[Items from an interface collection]
▽

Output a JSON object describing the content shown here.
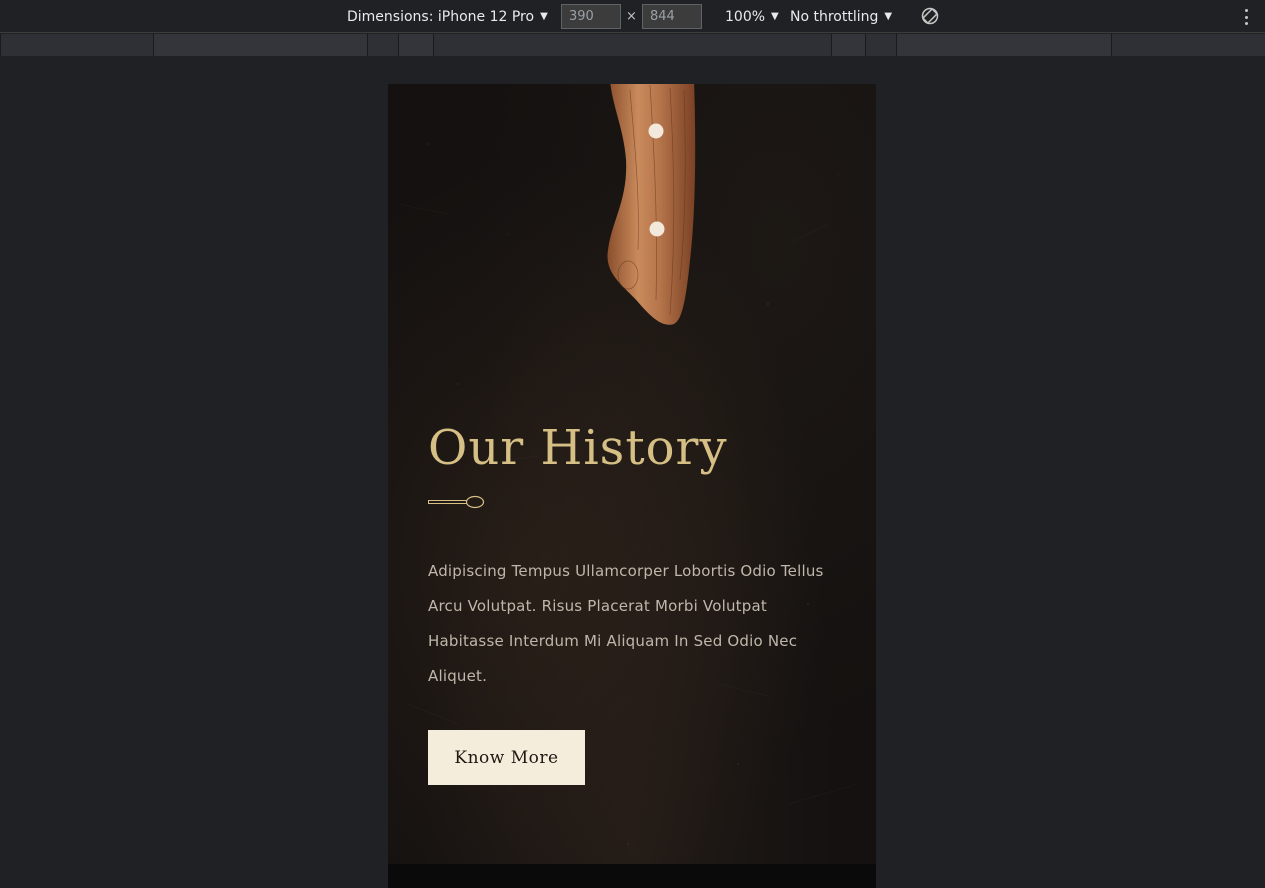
{
  "devtools": {
    "dimensions_label": "Dimensions: iPhone 12 Pro",
    "width_value": "390",
    "height_value": "844",
    "times": "×",
    "zoom": "100%",
    "throttling": "No throttling",
    "caret": "▼",
    "rotate_icon": "rotate-icon",
    "more_icon": "kebab-menu-icon"
  },
  "page": {
    "history_title": "Our History",
    "divider_icon": "spoon-icon",
    "history_body": "Adipiscing Tempus Ullamcorper Lobortis Odio Tellus Arcu Volutpat. Risus Placerat Morbi Volutpat Habitasse Interdum Mi Aliquam In Sed Odio Nec Aliquet.",
    "cta_label": "Know More",
    "hero_image": "knife-handle-image"
  },
  "colors": {
    "devtools_bg": "#202124",
    "page_bg": "#141110",
    "accent_gold": "#d6bf84",
    "body_text": "#bfb7aa",
    "button_bg": "#f5eddb",
    "knife_wood": "#b5744a"
  }
}
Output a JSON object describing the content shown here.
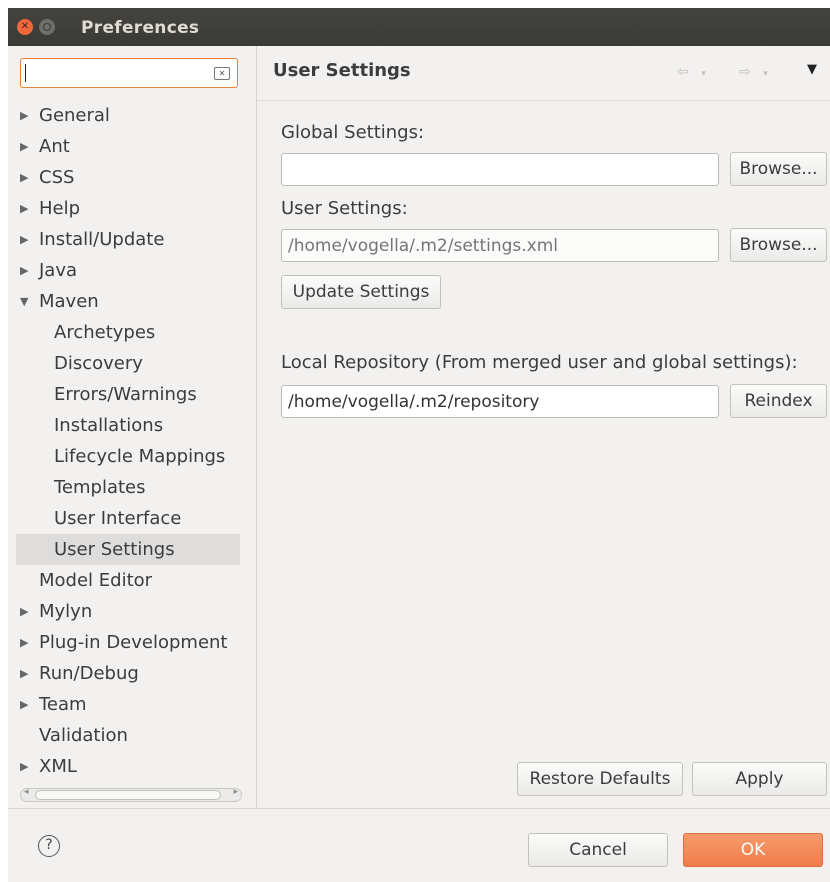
{
  "window": {
    "title": "Preferences"
  },
  "search": {
    "placeholder": ""
  },
  "tree": [
    {
      "label": "General",
      "expandable": true,
      "expanded": false,
      "level": 0
    },
    {
      "label": "Ant",
      "expandable": true,
      "expanded": false,
      "level": 0
    },
    {
      "label": "CSS",
      "expandable": true,
      "expanded": false,
      "level": 0
    },
    {
      "label": "Help",
      "expandable": true,
      "expanded": false,
      "level": 0
    },
    {
      "label": "Install/Update",
      "expandable": true,
      "expanded": false,
      "level": 0
    },
    {
      "label": "Java",
      "expandable": true,
      "expanded": false,
      "level": 0
    },
    {
      "label": "Maven",
      "expandable": true,
      "expanded": true,
      "level": 0
    },
    {
      "label": "Archetypes",
      "expandable": false,
      "level": 1
    },
    {
      "label": "Discovery",
      "expandable": false,
      "level": 1
    },
    {
      "label": "Errors/Warnings",
      "expandable": false,
      "level": 1
    },
    {
      "label": "Installations",
      "expandable": false,
      "level": 1
    },
    {
      "label": "Lifecycle Mappings",
      "expandable": false,
      "level": 1
    },
    {
      "label": "Templates",
      "expandable": false,
      "level": 1
    },
    {
      "label": "User Interface",
      "expandable": false,
      "level": 1
    },
    {
      "label": "User Settings",
      "expandable": false,
      "level": 1,
      "selected": true
    },
    {
      "label": "Model Editor",
      "expandable": false,
      "level": 0
    },
    {
      "label": "Mylyn",
      "expandable": true,
      "expanded": false,
      "level": 0
    },
    {
      "label": "Plug-in Development",
      "expandable": true,
      "expanded": false,
      "level": 0
    },
    {
      "label": "Run/Debug",
      "expandable": true,
      "expanded": false,
      "level": 0
    },
    {
      "label": "Team",
      "expandable": true,
      "expanded": false,
      "level": 0
    },
    {
      "label": "Validation",
      "expandable": false,
      "level": 0
    },
    {
      "label": "XML",
      "expandable": true,
      "expanded": false,
      "level": 0
    }
  ],
  "page": {
    "title": "User Settings",
    "global_settings_label": "Global Settings:",
    "global_settings_value": "",
    "user_settings_label": "User Settings:",
    "user_settings_placeholder": "/home/vogella/.m2/settings.xml",
    "browse_label": "Browse...",
    "update_settings_label": "Update Settings",
    "local_repo_label": "Local Repository (From merged user and global settings):",
    "local_repo_value": "/home/vogella/.m2/repository",
    "reindex_label": "Reindex",
    "restore_defaults_label": "Restore Defaults",
    "apply_label": "Apply"
  },
  "footer": {
    "help_glyph": "?",
    "cancel_label": "Cancel",
    "ok_label": "OK"
  },
  "colors": {
    "accent": "#ef7d4b",
    "titlebar": "#3a3935",
    "panel": "#f2f1f0"
  }
}
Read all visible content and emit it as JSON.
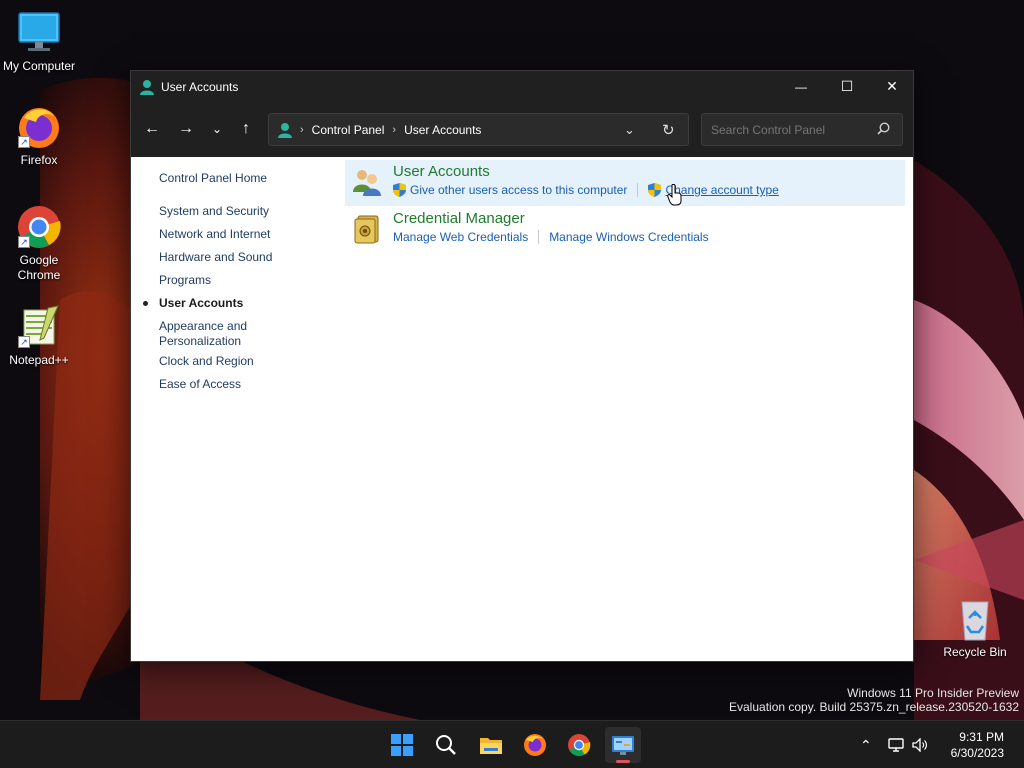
{
  "desktop": {
    "icons": [
      {
        "label": "My Computer"
      },
      {
        "label": "Firefox"
      },
      {
        "label": "Google Chrome"
      },
      {
        "label": "Notepad++"
      },
      {
        "label": "Recycle Bin"
      }
    ],
    "watermark": {
      "line1": "Windows 11 Pro Insider Preview",
      "line2": "Evaluation copy. Build 25375.zn_release.230520-1632"
    }
  },
  "window": {
    "title": "User Accounts",
    "controls": {
      "minimize": "—",
      "maximize": "☐",
      "close": "✕"
    },
    "address": {
      "breadcrumb": [
        "Control Panel",
        "User Accounts"
      ]
    },
    "search": {
      "placeholder": "Search Control Panel"
    },
    "sidebar": {
      "items": [
        {
          "label": "Control Panel Home"
        },
        {
          "label": "System and Security"
        },
        {
          "label": "Network and Internet"
        },
        {
          "label": "Hardware and Sound"
        },
        {
          "label": "Programs"
        },
        {
          "label": "User Accounts",
          "active": true
        },
        {
          "label": "Appearance and Personalization"
        },
        {
          "label": "Clock and Region"
        },
        {
          "label": "Ease of Access"
        }
      ]
    },
    "categories": [
      {
        "title": "User Accounts",
        "links": [
          {
            "label": "Give other users access to this computer",
            "shield": true
          },
          {
            "label": "Change account type",
            "shield": true
          }
        ]
      },
      {
        "title": "Credential Manager",
        "links": [
          {
            "label": "Manage Web Credentials",
            "shield": false
          },
          {
            "label": "Manage Windows Credentials",
            "shield": false
          }
        ]
      }
    ]
  },
  "taskbar": {
    "apps": [
      "start-icon",
      "search-icon",
      "file-explorer-icon",
      "firefox-icon",
      "chrome-icon",
      "control-panel-icon"
    ],
    "clock": {
      "time": "9:31 PM",
      "date": "6/30/2023"
    }
  },
  "colors": {
    "accent": "#1a5fb4",
    "category_title": "#1e7c2f",
    "highlight": "#e5f1fb",
    "titlebar": "#202020"
  }
}
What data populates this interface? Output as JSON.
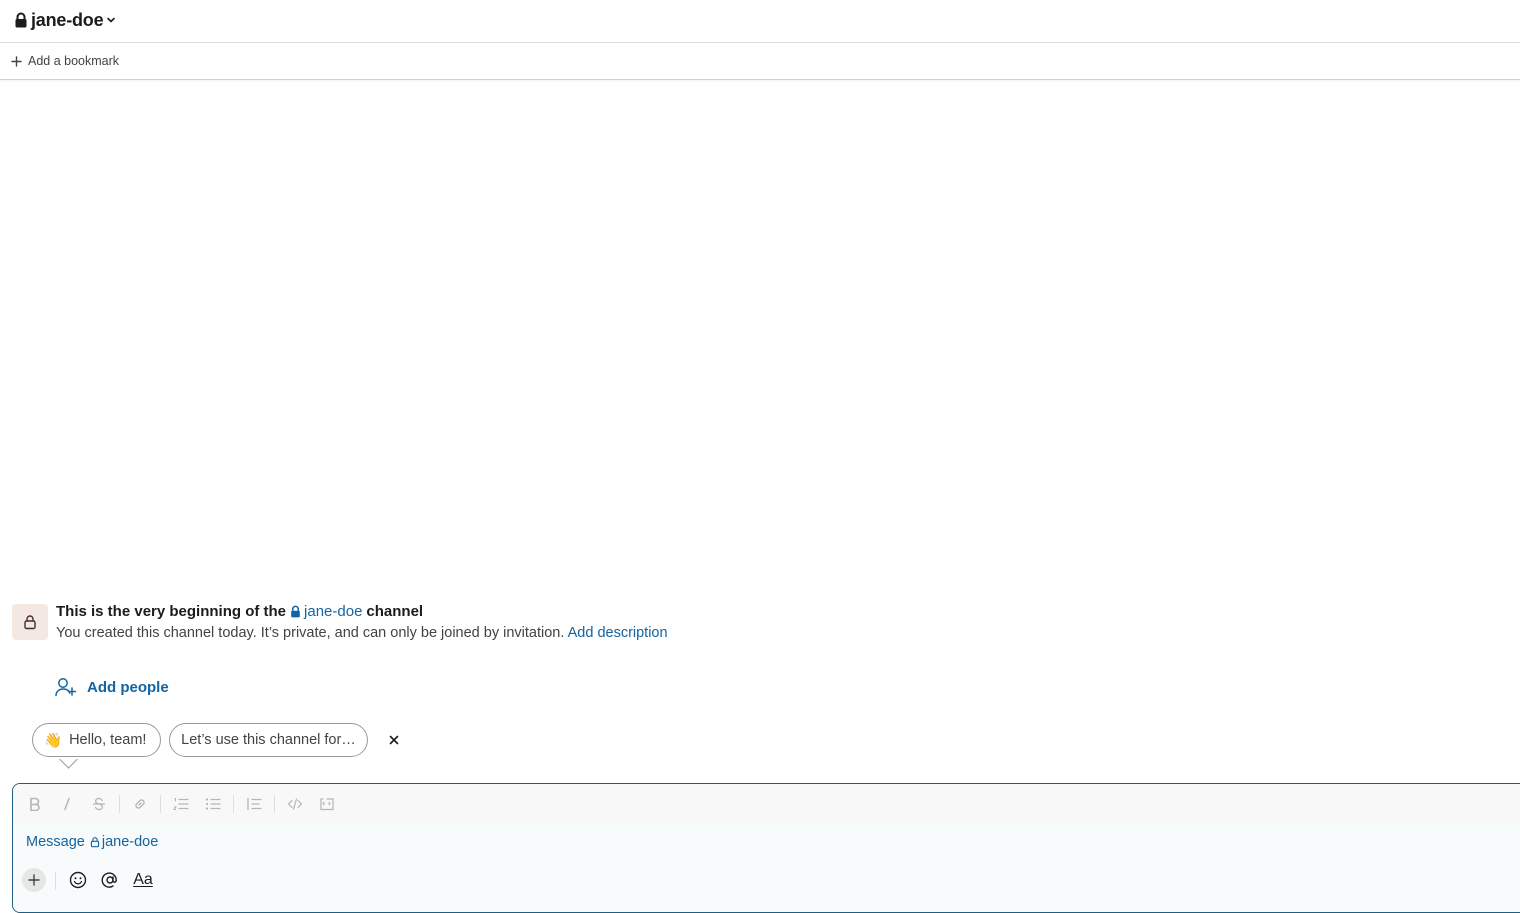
{
  "header": {
    "channel_name": "jane-doe"
  },
  "bookmarks": {
    "add_label": "Add a bookmark"
  },
  "intro": {
    "title_prefix": "This is the very beginning of the",
    "channel_name": "jane-doe",
    "title_suffix": "channel",
    "description": "You created this channel today. It’s private, and can only be joined by invitation.",
    "add_description_label": "Add description",
    "add_people_label": "Add people"
  },
  "suggestions": {
    "items": [
      {
        "emoji": "👋",
        "label": "Hello, team!"
      },
      {
        "label": "Let’s use this channel for…"
      }
    ],
    "close_label": "×"
  },
  "composer": {
    "placeholder_prefix": "Message",
    "placeholder_channel": "jane-doe",
    "format_label": "Aa"
  },
  "colors": {
    "link": "#1264a3",
    "composer_border": "#1d5e83",
    "lock_box_bg": "#f3e9e2"
  }
}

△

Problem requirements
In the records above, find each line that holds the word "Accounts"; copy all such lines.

Worked solution
    "title": "User Accounts",
        "User Accounts"
          "label": "User Accounts",
        "title": "User Accounts",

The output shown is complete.